THREE joint industry projects (JIPs) to be launched by DNV GL will help industry address the new challenges brought about through the offshore pipeline industry.

The first JIP will make pipeline free span intervention less costly, the second will result in faster and more consistent pipeline repair and the last will optimise the design of pipeline components faster, DNV GL said in an announcement.

Company project manager Olav Fyrileiv will coordinate the free spans JIP, developing a method to improve free span assessments, reducing costs through a reduced need for intervention.

Free spans, gaps between the seabed and pipeline, can lead to vibrations which may cause damage, he said.

“Lack of knowledge about the extent of vibrations in small gaps that typically occur on sandy seabeds means the industry is conservative and is potentially over-dimensioning designs and conducting unnecessary interventions,” Mr Fyrileiv said.

The project comprises computational fluid dynamic analysis combined with a significant test program and the outcome will be an extension of DNV GL’s Recommended Practice for Free Spanning Pipelines.

DNV GL has already partnered with Dutch pipeline operator BBL Company V.O.F. and is now inviting other pipeline operators to also join the project.

DNV GL project manager Dag Øyvind Askheim said the Pipeline Repair JIP would see the company invite major players to collaborate in reviewing recent developments in pipeline repair and maintenance.

“We plan to develop formalised criteria and procedures in an updated version of DNV GL’s Recommended Practice on Pipeline Subsea Repair,” he said.

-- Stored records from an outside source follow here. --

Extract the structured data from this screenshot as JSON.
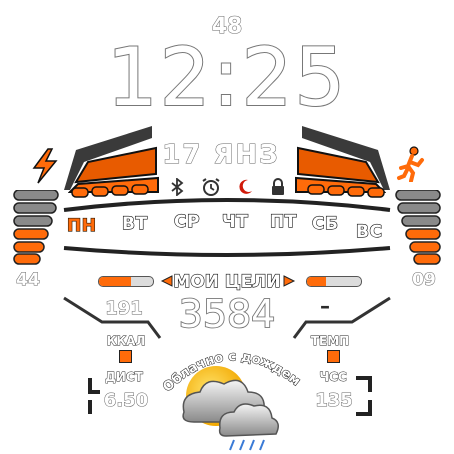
{
  "top": {
    "seconds": "48",
    "time": "12:25",
    "date": "17 ЯНЗ"
  },
  "status_icons": [
    "bluetooth-icon",
    "alarm-clock-icon",
    "moon-icon",
    "lock-icon"
  ],
  "week": {
    "days": [
      "ПН",
      "ВТ",
      "СР",
      "ЧТ",
      "ПТ",
      "СБ",
      "ВС"
    ],
    "active_index": 0
  },
  "left_gauge": {
    "icon": "lightning-icon",
    "value": "44",
    "level": 0.6
  },
  "right_gauge": {
    "icon": "walking-person-icon",
    "value": "09",
    "level": 0.6
  },
  "goals": {
    "label": "МОИ ЦЕЛИ",
    "steps": "3584",
    "left_progress": 0.6,
    "right_progress": 0.35
  },
  "stats": {
    "kcal_value": "191",
    "kcal_label": "ККАЛ",
    "tempo_value": "–",
    "tempo_label": "ТЕМП",
    "distance_label": "ДИСТ",
    "distance_value": "6.50",
    "heart_label": "ЧСС",
    "heart_value": "135"
  },
  "weather": {
    "text": "Облачно с дождем",
    "icon": "cloudy-rain-icon"
  },
  "colors": {
    "accent": "#ff6b0a",
    "accent_dark": "#e85b00",
    "gray": "#8a8a8a",
    "outline": "#6a6a6a"
  }
}
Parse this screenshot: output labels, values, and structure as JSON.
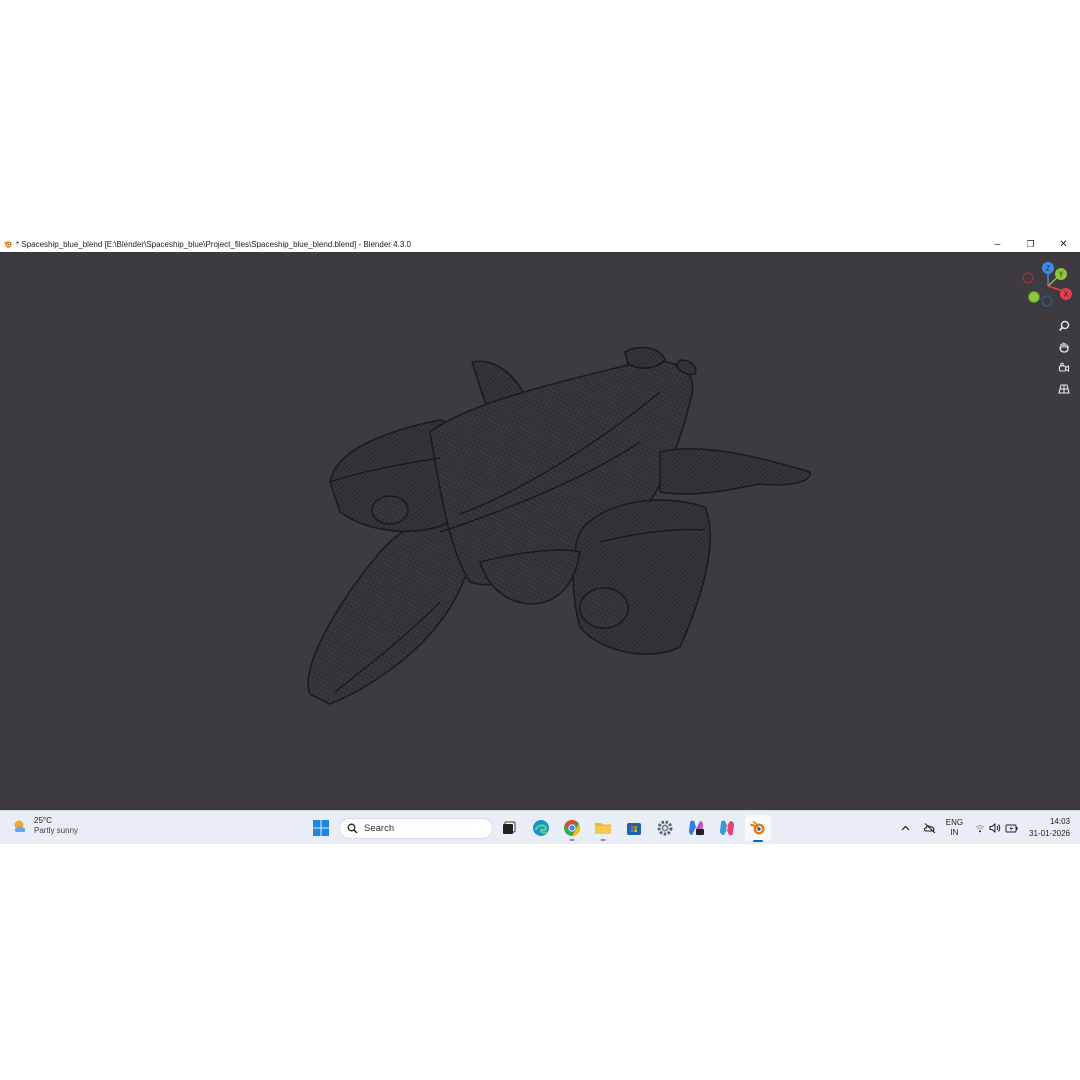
{
  "window": {
    "title": "* Spaceship_blue_blend [E:\\Blender\\Spaceship_blue\\Project_files\\Spaceship_blue_blend.blend] - Blender 4.3.0",
    "minimize_glyph": "–",
    "restore_glyph": "❐",
    "close_glyph": "✕"
  },
  "viewport": {
    "background": "#3d3b3f",
    "gizmo_axes": [
      "Z",
      "Y",
      "X"
    ],
    "tools": [
      "zoom-icon",
      "pan-hand-icon",
      "camera-view-icon",
      "perspective-grid-icon"
    ]
  },
  "taskbar": {
    "weather": {
      "temp": "25°C",
      "condition": "Partly sunny"
    },
    "search_placeholder": "Search",
    "apps": [
      "task-view",
      "edge",
      "chrome",
      "file-explorer",
      "microsoft-store",
      "settings",
      "copilot-news",
      "copilot",
      "blender"
    ],
    "tray": {
      "lang_top": "ENG",
      "lang_bottom": "IN",
      "time": "14:03",
      "date": "31-01-2026"
    }
  },
  "colors": {
    "axis_x": "#e0404e",
    "axis_y": "#8bc43f",
    "axis_z": "#3c8ce7",
    "accent": "#0067c0"
  }
}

“The aim is to reduce the time and cost spent on the design and execution of pipeline repairs.”

The third JIP concerns the design of pipeline components – addressing a gap in internationally recognised standards and recommended practices on how to consider pipeline components within a pipeline system.

The JIP aims to develop an approach, based on industry experience and best practice, to pipeline component design that is compatible with a modern pipeline limit state design codes.

“The aim is to help prevent project delays, increased costs and, in some cases, compromised safety, which can happen when the interpretation of codes is stretched. We are inviting major players working with pipeline systems and components,” says DNV GL project manager Jonathan Wiggen said.